The C&I reader favorite will find himself in a hot spot when the thriller based on Stephen King’s novel opens May 13.
Michael Greyeyes looms large as a relentless special op on the trail of a young girl with pyrotechnical abilities in Firestarter, a new thriller based on Stephen King’s 1980 novel set for release May 13 in theaters and on Peacock.
This is the second time King’s best-seller has been brought to the screen: Back in 1984, director Mark L. Lester (Class of 1984, Commando) gave us an adaptation starring Drew Barrymore as the girl whose abilities to control heat and fire are of grave concern to a government agency known as The Shop, and George C. Scott — yes, that George C. Scott — as John Rainbird, the assassin searching for her.
Rainbird is identified as Cherokee in King’s original novel, but in the 1984 movie he was — well, the dude who won (and refused) an Academy Award for playing the title role in Patton. In the new film directed by Keith Thomas (The Vigil), however, Rainbird is back to being a Native American. Even so, he’s still not Mr. Nice Guy.

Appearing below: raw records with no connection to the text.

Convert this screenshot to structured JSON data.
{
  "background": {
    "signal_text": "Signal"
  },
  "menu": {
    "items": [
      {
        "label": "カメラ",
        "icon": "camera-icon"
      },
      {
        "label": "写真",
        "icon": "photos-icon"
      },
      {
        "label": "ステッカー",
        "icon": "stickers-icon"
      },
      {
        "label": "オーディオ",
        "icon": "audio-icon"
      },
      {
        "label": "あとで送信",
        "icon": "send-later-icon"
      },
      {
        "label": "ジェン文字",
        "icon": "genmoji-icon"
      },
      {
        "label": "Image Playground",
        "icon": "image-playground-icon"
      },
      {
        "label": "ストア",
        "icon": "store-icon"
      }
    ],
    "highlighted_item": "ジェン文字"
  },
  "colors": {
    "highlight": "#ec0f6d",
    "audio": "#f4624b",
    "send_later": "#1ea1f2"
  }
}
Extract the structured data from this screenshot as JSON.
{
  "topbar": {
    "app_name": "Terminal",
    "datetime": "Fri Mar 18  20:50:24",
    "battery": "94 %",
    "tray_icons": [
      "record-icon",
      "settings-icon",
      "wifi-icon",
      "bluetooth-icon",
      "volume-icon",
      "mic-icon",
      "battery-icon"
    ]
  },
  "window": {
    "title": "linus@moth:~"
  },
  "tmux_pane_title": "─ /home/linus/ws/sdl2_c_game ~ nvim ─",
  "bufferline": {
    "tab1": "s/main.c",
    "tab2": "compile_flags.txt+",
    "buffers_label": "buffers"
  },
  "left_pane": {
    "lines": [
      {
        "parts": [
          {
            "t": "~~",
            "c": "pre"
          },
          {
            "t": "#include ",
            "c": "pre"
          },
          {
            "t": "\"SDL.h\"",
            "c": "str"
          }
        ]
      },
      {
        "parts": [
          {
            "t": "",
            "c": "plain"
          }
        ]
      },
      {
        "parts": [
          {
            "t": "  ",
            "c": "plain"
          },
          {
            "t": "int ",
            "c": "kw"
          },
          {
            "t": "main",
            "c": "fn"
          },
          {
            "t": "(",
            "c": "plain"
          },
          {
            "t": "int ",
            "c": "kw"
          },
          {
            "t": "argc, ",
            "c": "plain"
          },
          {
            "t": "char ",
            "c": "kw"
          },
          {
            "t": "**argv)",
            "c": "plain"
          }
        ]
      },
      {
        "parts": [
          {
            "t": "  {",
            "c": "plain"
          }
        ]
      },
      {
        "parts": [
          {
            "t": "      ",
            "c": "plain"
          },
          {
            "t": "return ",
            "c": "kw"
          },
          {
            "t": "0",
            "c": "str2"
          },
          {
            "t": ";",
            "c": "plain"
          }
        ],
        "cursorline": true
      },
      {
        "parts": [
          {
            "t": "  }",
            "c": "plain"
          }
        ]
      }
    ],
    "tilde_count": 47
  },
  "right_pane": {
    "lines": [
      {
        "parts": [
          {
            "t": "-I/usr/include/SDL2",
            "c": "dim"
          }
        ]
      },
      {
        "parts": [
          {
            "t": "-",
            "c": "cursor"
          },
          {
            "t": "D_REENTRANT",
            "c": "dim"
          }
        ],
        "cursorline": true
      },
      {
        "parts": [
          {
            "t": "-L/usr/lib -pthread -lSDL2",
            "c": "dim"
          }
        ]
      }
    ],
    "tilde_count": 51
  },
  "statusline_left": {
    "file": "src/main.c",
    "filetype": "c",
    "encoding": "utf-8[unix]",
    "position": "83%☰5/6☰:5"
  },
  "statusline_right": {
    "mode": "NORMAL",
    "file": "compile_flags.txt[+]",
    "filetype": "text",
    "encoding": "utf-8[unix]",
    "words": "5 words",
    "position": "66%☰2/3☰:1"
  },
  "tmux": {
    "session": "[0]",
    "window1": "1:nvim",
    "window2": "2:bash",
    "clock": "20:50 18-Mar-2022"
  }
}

During our August/September 2021 cover-story profile of Greyeyes, we chatted briefly about his casting in Firestarter.
C&I: As a young man — well, as a younger man — I’m sure you had certain goals, certain ambitions as an actor. But did you ever think you’d be playing a role originally played by George C. Scott?
Greyeyes: [Laughs.] No, no. Actually, we just started production today on Firestarter and I’m a huge fan of George C. Scott. I don’t know how many times I’ve watched his performance in Dr. Strangelove, but it is simply one of the greatest film performances ever — ever — by any actor. But when he was cast in the role of Rainbird in the original film, it was an era in Hollywood where Indigenous actors were simply not considered for these kinds of significant roles. Things have changed considerably. And when this project first came onto our radar, and they were talking about the role of Rainbird, George C. Scott sort of always was looming in the conversation. But my reps and I have always looked at it in a simple way: It’s like, look, I’m not competing with George C. Scott. But we are taking the role back.